Although I believe the theaters are on the decline, there might be factors that might prove otherwise. Since the quarantine has kept the urges contained, there could be a resurgence of social activity after the quarantine. Theaters could adapt to the changes by having dividers between each seat and have better air filter technology. New technology can keep theaters thriving as did the air conditioner did for movie theaters in the 1920s. If it wasn't for the air cooling in movie theaters, watching movies would have continued to be uncomfortable in the extreme heat of summer.
There could also be a new gimmick that can make the theater experience like no other. Just tossing ideas: interactive space, cheaper prices, breaking out of the old formula.
When movie-pass first came with the $10 monthly and unlimited movie entry, everyone flocked to the movie theater exploiting its extreme value. I watched so many movies that summer, going five times per month. It was what everyone wanted, and there was a resurgence of non-frequent-movie-goer, aka my dad, who even went to enjoy movie theaters again. With the movie pass incident, it showed that there was a demand for people to visit movie theaters. However, the normal price prevented those, after movie-pass changed its terms and eventually going bankrupt, from ever returning to movie theaters.
It is up to an unexpected technology that can save the theater-going experience. Stories can be enhanced if aromatics and haptic feedback are used in theaters. Or an idea as far fetched as Willy Wonka's taste television. Maybe the architecture of theaters will be very different in the future if it still survives. Hope for the best but prepare for the worst (Worst meaning the end of film theaters).

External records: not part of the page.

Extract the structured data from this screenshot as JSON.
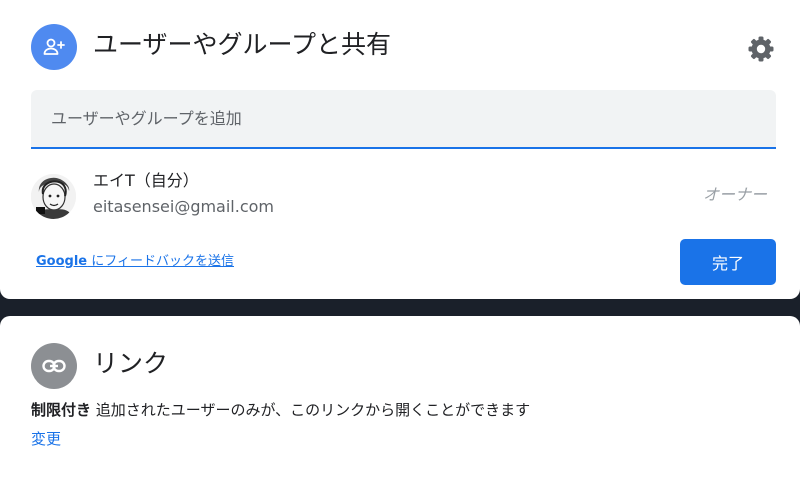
{
  "share_dialog": {
    "title": "ユーザーやグループと共有",
    "add_people_icon": "person-add-icon",
    "settings_icon": "gear-icon",
    "input": {
      "placeholder": "ユーザーやグループを追加",
      "value": ""
    },
    "people": [
      {
        "name": "エイT（自分）",
        "email": "eitasensei@gmail.com",
        "role": "オーナー"
      }
    ],
    "feedback": {
      "brand": "Google",
      "text": " にフィードバックを送信"
    },
    "done_label": "完了"
  },
  "link_section": {
    "title": "リンク",
    "icon": "link-icon",
    "restricted_label": "制限付き",
    "description": " 追加されたユーザーのみが、このリンクから開くことができます",
    "change_label": "変更"
  },
  "colors": {
    "primary": "#1a73e8",
    "header_icon_bg": "#4f8af0",
    "link_icon_bg": "#8c8f93",
    "backdrop": "#1a202a"
  }
}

There is however an undervalued viewing experience that has existed: drive-in theaters. Theater companies can turn their focus to drive-in theater as it already offers isolation and is fairly safe. It has worked for many years and it will continue to work if the demand is there. The only downside, I see is the demographic this will benefit. People living in the suburbs or rural communities can benefit from this the most. Since most of the world's population is concentrated in packed cities, finding the real estate to have a drive-in theater in the city is very expensive. People would need to drive outside the city to enjoy drive-in theaters. Another problem with this solution is that it is required to have a car to watch a movie. Will there be Uber/Lyft movie services for drive-in theaters? It is a funny thought but then again, going into a stranger's car was a strange thought back then as well. In the future of big-screen screenings, Drive-in theater seems like the most convenient option since it already has existed.
Level Nine Productions